The challenge is that data isn’t captured in a standardized way. Common terminologies such as SNOMED CT®, ICD-10, CPT®, HCPCS, LOINC®, and RxNorm are always changing.  To create that 360-degree view of the patient, you also need clues trapped in a variety of different unstructured formats.  In 10 years working in Diagnostic Imaging I have developed an appreciation for the depth of information locked in the interpretive report dictated by the radiologist or cardiologist.  Incidental findings are common in certain CT chest and abdominal studies and the task of extracting the quantitative results (e.g., size and location of a lesion or mass) is often accomplished through manual review of these reports.  If you can do this effectively, it can have a positive impact across many key areas for hospitals, health systems, and health plans including quality metrics, reimbursement, and how member management programs are mobilized to steer patients to low-cost, high-quality alternatives.

For our Health Plan partners, Cheryl Mason and I discussed where data exists and how to optimize its quality by effectively managing reference data, mapping data to appropriate standards, and leveraging technologies such as natural language processing to tap into unstructured text.  By optimizing data quality in this way, health plans can streamline how they manage claims operations, optimize care and disease management programs, and leverage unstructured text to inform risk adjustment for quality reporting and pay-for-performance programs.  This approach can be effective in improving the quality of data and can change the way healthcare is delivered. What’s exciting is that a lot of this data is already available to us--we just need the tools to extract it and transform the data into information.

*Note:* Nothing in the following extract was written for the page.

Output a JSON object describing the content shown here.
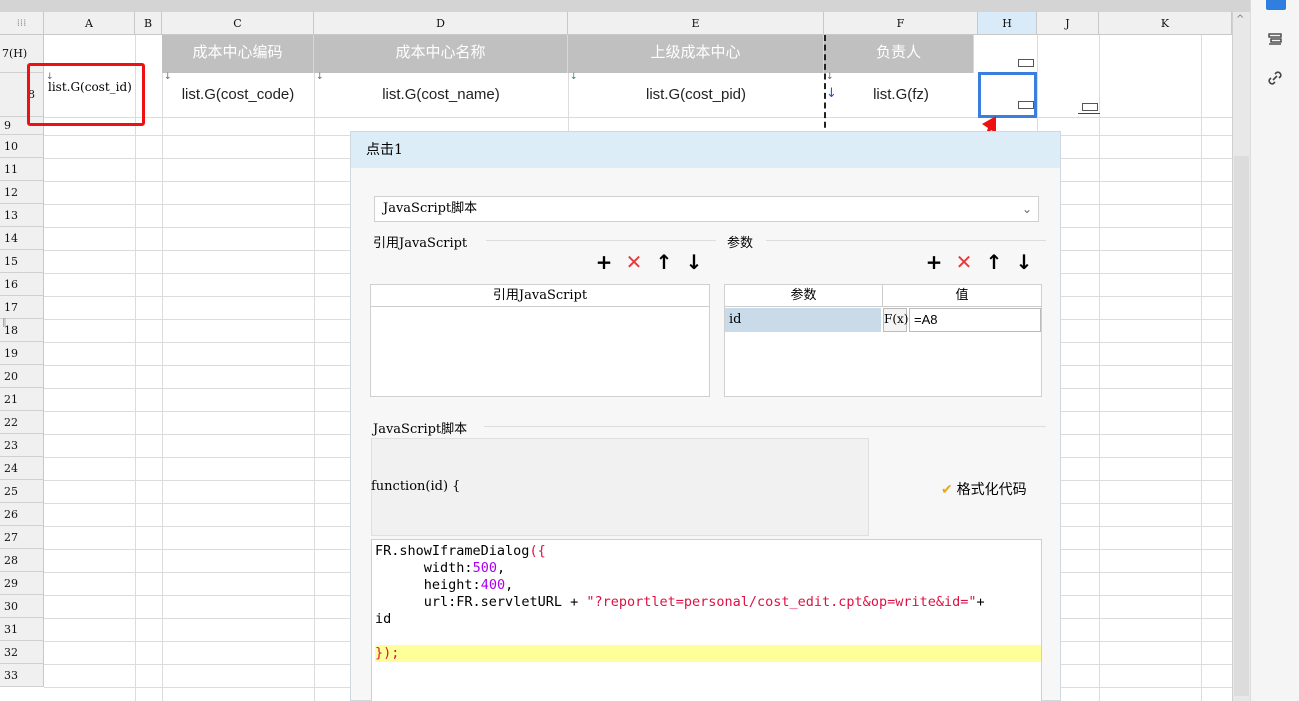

If you missed it, you can watch the Fierce Healthcare webinar on demand.   

If you’re interested in talking about how your organization is tackling the challenges around quality data, register your comments below or contact a Health Language solutions expert directly.

CPT® is a registered trademark of the American Medical Association (AMA).
LOINC® is a registered trademark of Regenstrief Institute, Inc.
SNOMED CT® is a registered trademark of the International Health Terminology Standards Development Organisation (IHTSDO).

Topics: data normalization, interoperability, mapping, quality reporting, NLP, Natural Language Processing, Reference Data Management, artificial intelligence, Machine learning, clinical decision support, quality measure reporting, value-based care, clinical and claims data, enabling interoperability

About the Author

Brian Diaz is the Senior Director of Strategy, Health Language, part of Wolters Kluwer, Health. Brian has over 17+ years of leading product and marketing teams for SaaS-based healthcare companies focused on interoperability, data quality, and diagnostic imaging. Brian has a computer engineering degree with the University of Minnesota.